    National Air Mail Week in the U.S. (April 14 - April 21, 1938) produced a plethora of covers, many depicting recognizable aircraft, historic and, then (1938), contemporary.
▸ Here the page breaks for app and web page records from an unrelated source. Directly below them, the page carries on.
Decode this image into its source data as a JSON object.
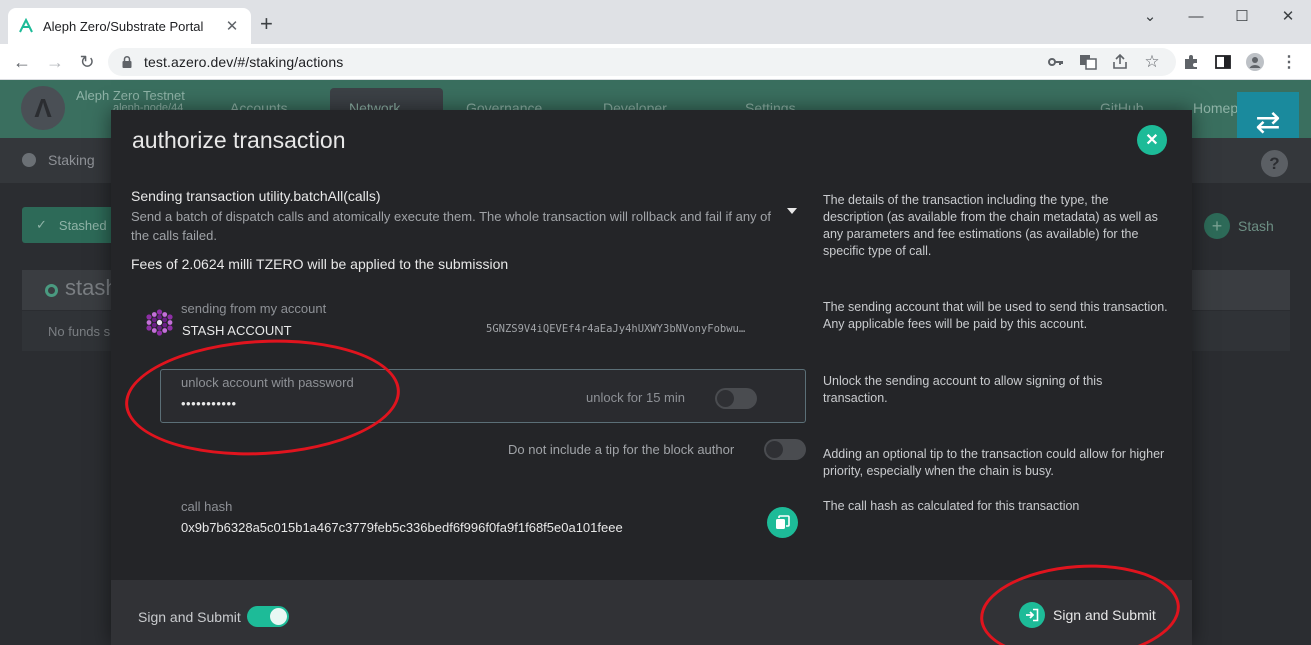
{
  "browser": {
    "tab_title": "Aleph Zero/Substrate Portal",
    "tab_close": "✕",
    "new_tab": "+",
    "url": "test.azero.dev/#/staking/actions",
    "window_controls": {
      "minimize": "—",
      "maximize": "☐",
      "close": "✕",
      "tabsearch": "⌄"
    }
  },
  "app": {
    "chain_name": "Aleph Zero Testnet",
    "chain_node": "aleph-node/44",
    "menu": [
      "Accounts",
      "Network",
      "Governance",
      "Developer",
      "Settings"
    ],
    "right_links": [
      "GitHub",
      "Homepage"
    ],
    "sub_title": "Staking",
    "stashed_label": "Stashed",
    "stash_button": "Stash",
    "stash_panel_title": "stash",
    "nofunds_text": "No funds s"
  },
  "modal": {
    "title": "authorize transaction",
    "sending_title": "Sending transaction utility.batchAll(calls)",
    "sending_desc": "Send a batch of dispatch calls and atomically execute them. The whole transaction will rollback and fail if any of the calls failed.",
    "fees": "Fees of 2.0624 milli TZERO will be applied to the submission",
    "help": {
      "details": "The details of the transaction including the type, the description (as available from the chain metadata) as well as any parameters and fee estimations (as available) for the specific type of call.",
      "sending": "The sending account that will be used to send this transaction. Any applicable fees will be paid by this account.",
      "unlock": "Unlock the sending account to allow signing of this transaction.",
      "tip": "Adding an optional tip to the transaction could allow for higher priority, especially when the chain is busy.",
      "callhash": "The call hash as calculated for this transaction"
    },
    "account": {
      "label": "sending from my account",
      "name": "STASH ACCOUNT",
      "address": "5GNZS9V4iQEVEf4r4aEaJy4hUXWY3bNVonyFobwu…"
    },
    "password": {
      "label": "unlock account with password",
      "value": "•••••••••••",
      "unlock_label": "unlock for 15 min",
      "unlock_enabled": false
    },
    "tip": {
      "label": "Do not include a tip for the block author",
      "enabled": false
    },
    "callhash": {
      "label": "call hash",
      "value": "0x9b7b6328a5c015b1a467c3779feb5c336bedf6f996f0fa9f1f68f5e0a101feee"
    },
    "footer": {
      "sign_label": "Sign and Submit",
      "sign_enabled": true,
      "submit_button": "Sign and Submit"
    }
  },
  "colors": {
    "accent": "#1dbb98",
    "annotation": "#e0141e",
    "modal_bg": "#242528"
  }
}
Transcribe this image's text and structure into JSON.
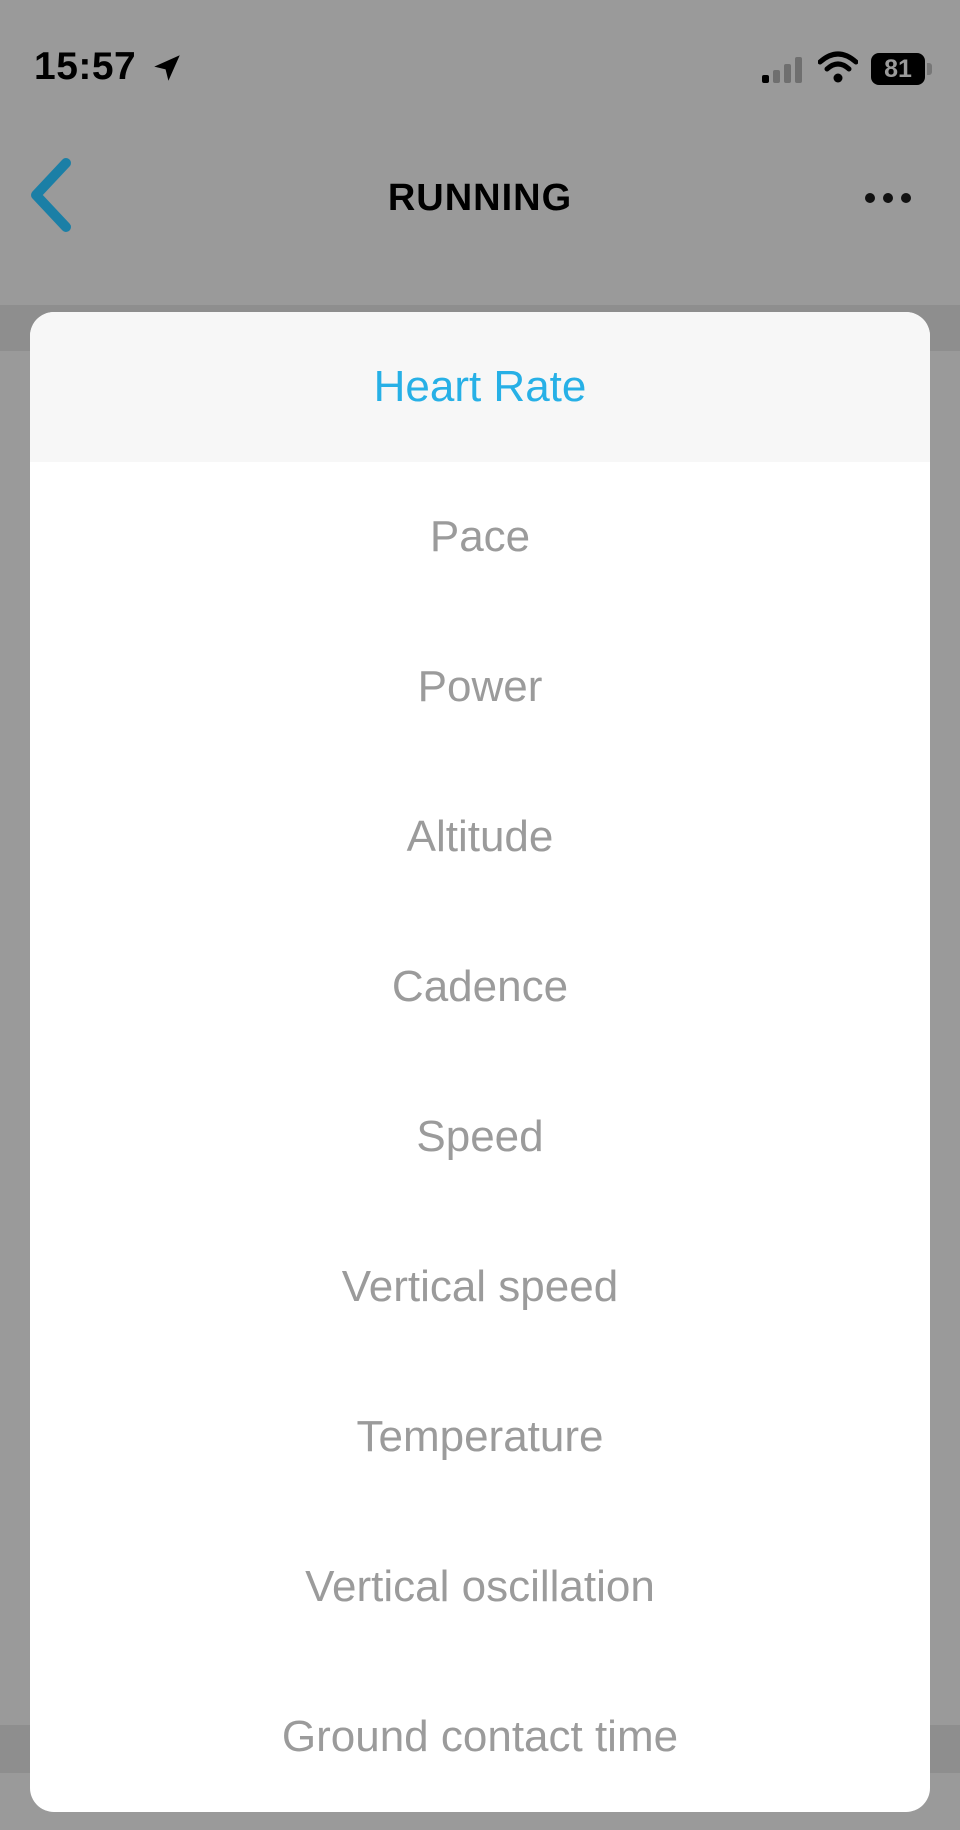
{
  "status_bar": {
    "time": "15:57",
    "battery": "81",
    "icons": [
      "location-arrow-icon",
      "cellular-signal-icon",
      "wifi-icon",
      "battery-icon"
    ]
  },
  "header": {
    "title": "RUNNING",
    "back_icon": "chevron-left-icon",
    "more_icon": "more-dots-icon"
  },
  "picker": {
    "selected_index": 0,
    "options": [
      "Heart Rate",
      "Pace",
      "Power",
      "Altitude",
      "Cadence",
      "Speed",
      "Vertical speed",
      "Temperature",
      "Vertical oscillation",
      "Ground contact time"
    ]
  },
  "colors": {
    "accent": "#27b0e6",
    "back_arrow": "#1b7fa6",
    "option_text": "#9b9b9b",
    "overlay_bg": "#9a9a9a"
  }
}
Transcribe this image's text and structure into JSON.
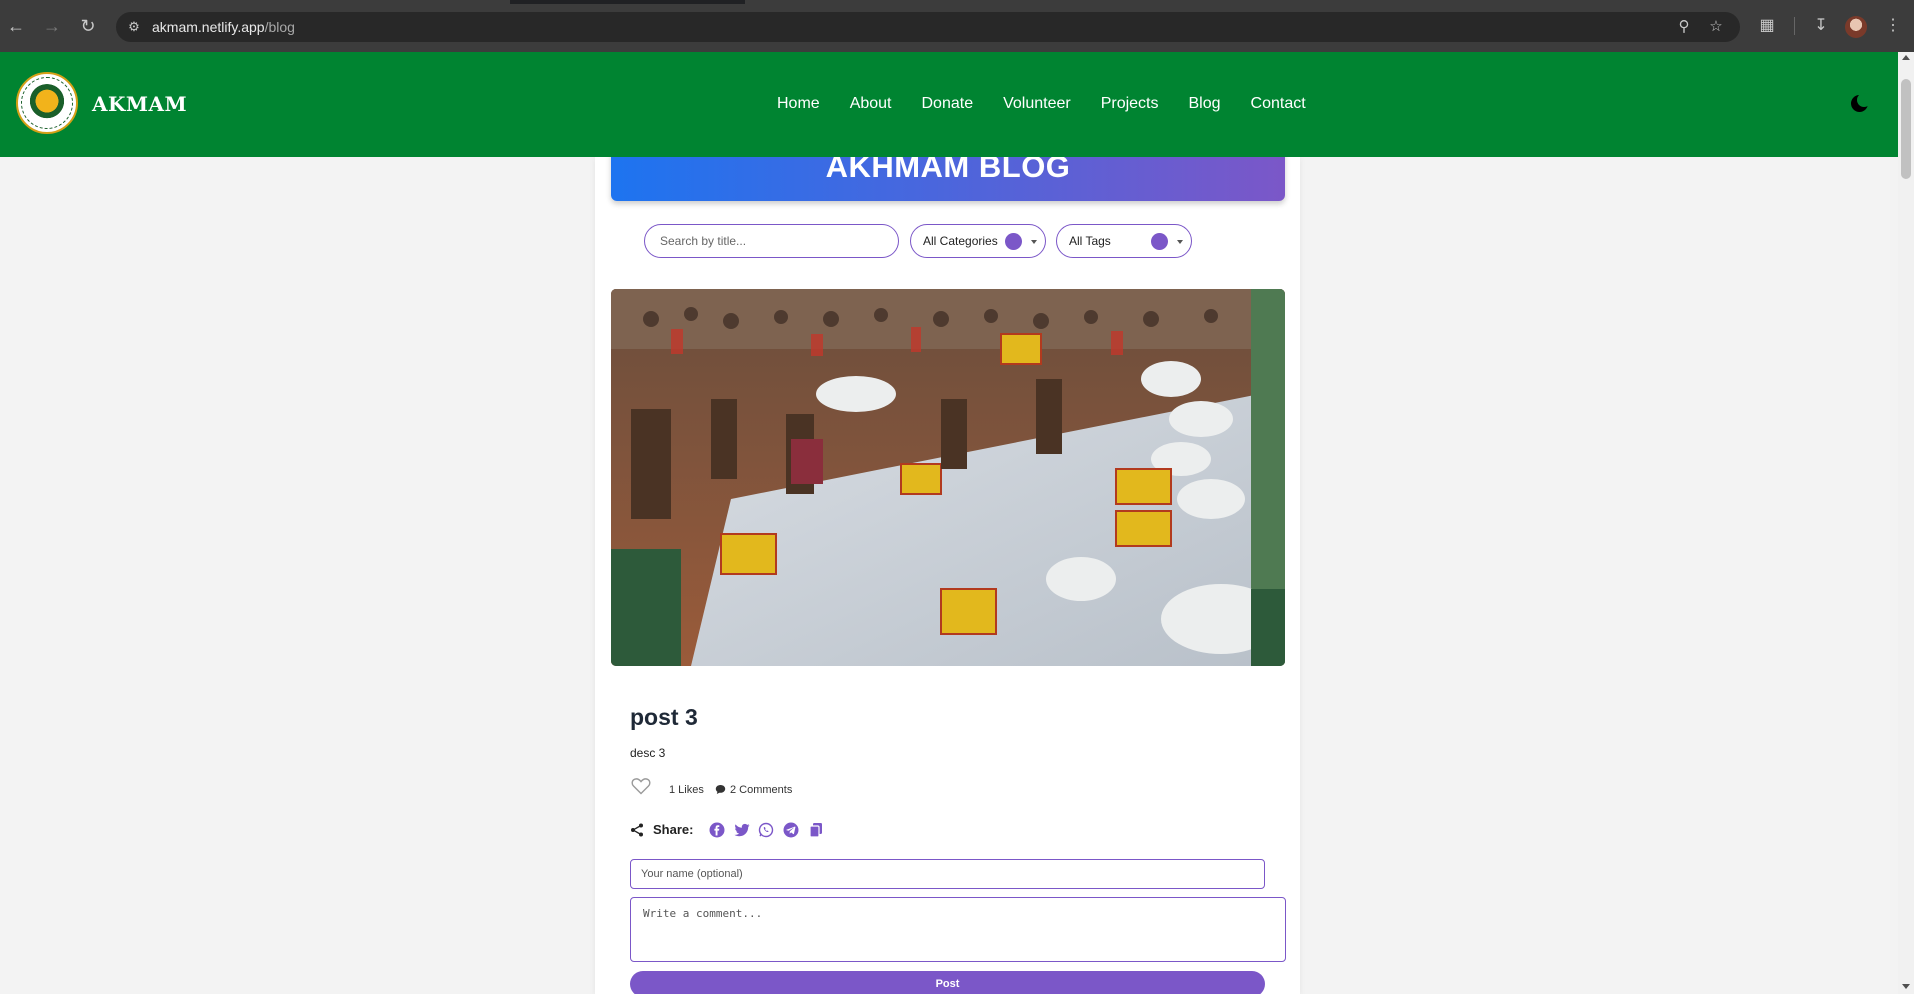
{
  "browser": {
    "url_host": "akmam.netlify.app",
    "url_path": "/blog"
  },
  "header": {
    "brand": "AKMAM",
    "nav": [
      "Home",
      "About",
      "Donate",
      "Volunteer",
      "Projects",
      "Blog",
      "Contact"
    ]
  },
  "blog": {
    "title": "AKHMAM BLOG",
    "search_placeholder": "Search by title...",
    "category_select": "All Categories",
    "tag_select": "All Tags"
  },
  "post": {
    "title": "post 3",
    "description": "desc 3",
    "likes": "1 Likes",
    "comments": "2 Comments",
    "share_label": "Share:",
    "name_placeholder": "Your name (optional)",
    "comment_placeholder": "Write a comment...",
    "post_button": "Post"
  },
  "colors": {
    "header_green": "#008431",
    "accent_purple": "#7b57c8",
    "banner_blue": "#1d74f0"
  }
}
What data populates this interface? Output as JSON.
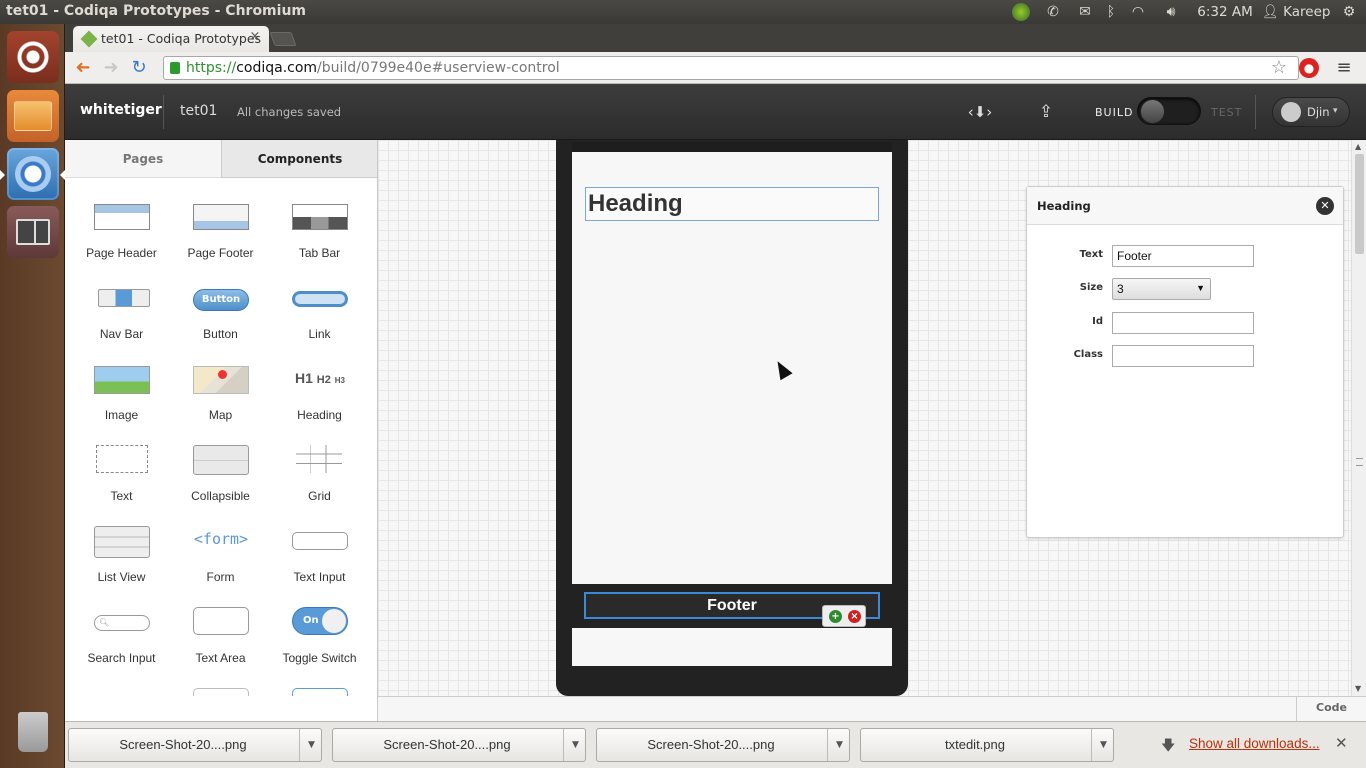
{
  "window": {
    "title": "tet01 - Codiqa Prototypes - Chromium"
  },
  "system_tray": {
    "clock": "6:32 AM",
    "user": "Kareep"
  },
  "browser": {
    "tab_title": "tet01 - Codiqa Prototypes",
    "tab_close": "×",
    "url_scheme": "https://",
    "url_host": "codiqa.com",
    "url_path": "/build/0799e40e#userview-control"
  },
  "app": {
    "brand": "whitetiger",
    "project": "tet01",
    "save_status": "All changes saved",
    "build_label": "BUILD",
    "test_label": "TEST",
    "user": "Djin",
    "mode": "build"
  },
  "sidebar": {
    "tabs": [
      "Pages",
      "Components"
    ],
    "active_tab": "Components",
    "components": [
      "Page Header",
      "Page Footer",
      "Tab Bar",
      "Nav Bar",
      "Button",
      "Link",
      "Image",
      "Map",
      "Heading",
      "Text",
      "Collapsible",
      "Grid",
      "List View",
      "Form",
      "Text Input",
      "Search Input",
      "Text Area",
      "Toggle Switch"
    ],
    "button_icon_text": "Button",
    "form_icon_text": "<form>",
    "toggle_icon_text": "On",
    "heading_icon": {
      "h1": "H1",
      "h2": "H2",
      "h3": "H3"
    }
  },
  "canvas": {
    "heading_text": "Heading",
    "footer_text": "Footer"
  },
  "properties": {
    "title": "Heading",
    "fields": [
      {
        "label": "Text",
        "value": "Footer"
      },
      {
        "label": "Size",
        "value": "3"
      },
      {
        "label": "Id",
        "value": ""
      },
      {
        "label": "Class",
        "value": ""
      }
    ]
  },
  "code_button": "Code",
  "downloads": {
    "items": [
      "Screen-Shot-20....png",
      "Screen-Shot-20....png",
      "Screen-Shot-20....png",
      "txtedit.png"
    ],
    "show_all": "Show all downloads..."
  }
}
Here is one from Garden City, NY, along with an accompanying enclosure.

    It depicts a Bleriot XI. The Bleriot gained fame and a place in aviation history by being the first aircraft to be flown across the English Channel successfully on July 25, 1909. Two years later, Earle Ovington flew a Bleriot carrying mail between Garden City, and Mineola, New York, a distance of two miles on 9/23/1911. That flight was reenacted as part of National Air Mail Week, May 19, 1938. A flyer describing the event that was in this cover follows below.

    Don

    aaa.jpg aaa2.jpg
     
    Last edited: Apr 21, 2018
    Makanudo likes this.
  17. Makanudo

    Makanudo Well-Known Member

    Don its a very nice looking cover indeed.


     
  18. DonSellos

    DonSellos Well-Known Member

    Thanks, Makanudo.

    Don
     
  19. DonSellos

    DonSellos Well-Known Member

    Franked with commemoratives dating from 1936-1937, this cover posted on the second day of National Air Mail Week cover shows a reasonably good likeness of a Douglas DC-3. By 1938 the DC-3 had become the flagship of U.S. airlines and would remain so until after WW II. A second collecting point for this cover is the phrase in the cachet "Mail by Air -- Everywhere." It alluded to the increasing use of air mail, but there was also a movement that began in the late 1930s to move all domestic, first-class, long distance mail by air. That probably would have happened in the early 1940s had the U.S. not entered WW II. As it turned out, domestic air mail as a class of mail was not abolished until October 1975. From that point forward, all U.S. first class mail was carried by air at the regular first-class postage rate where practical.

    Don

    aaa.jpg
     
  20. DonSellos

    DonSellos Well-Known Member

    This year, 2018, marks the 100th anniversary of airmail service by the U.S. Post Office. There are a couple of new stamps marking the centennial, but it was the 20th anniversary of airmail in 1938 that was the premier celebration. The cover in the post above notes the commemoration in Los Angeles and the cover in my post today is one of Philadelphia's efforts. Today's cover has several collecting points, but it is the TWA label with its DC-3 image that serves as the motive for collecting it.

    Don
    aaa.jpg
     
    anglobob likes this.
Draft saved Draft deleted
Similar Threads: Aircraft Covers
Forum Title Date
Stamp Chat Aircraft images on stamps Jul 20, 2016
Stamp Chat Air Mail Covers - variant borders Apr 4, 2018
Stamp Chat Philatelic Event Covers Mar 25, 2018
Stamp Chat Old Covers with Seals Aug 6, 2016
Stamp Chat Interesting Comments on First Day Covers Feb 8, 2015

Share This Page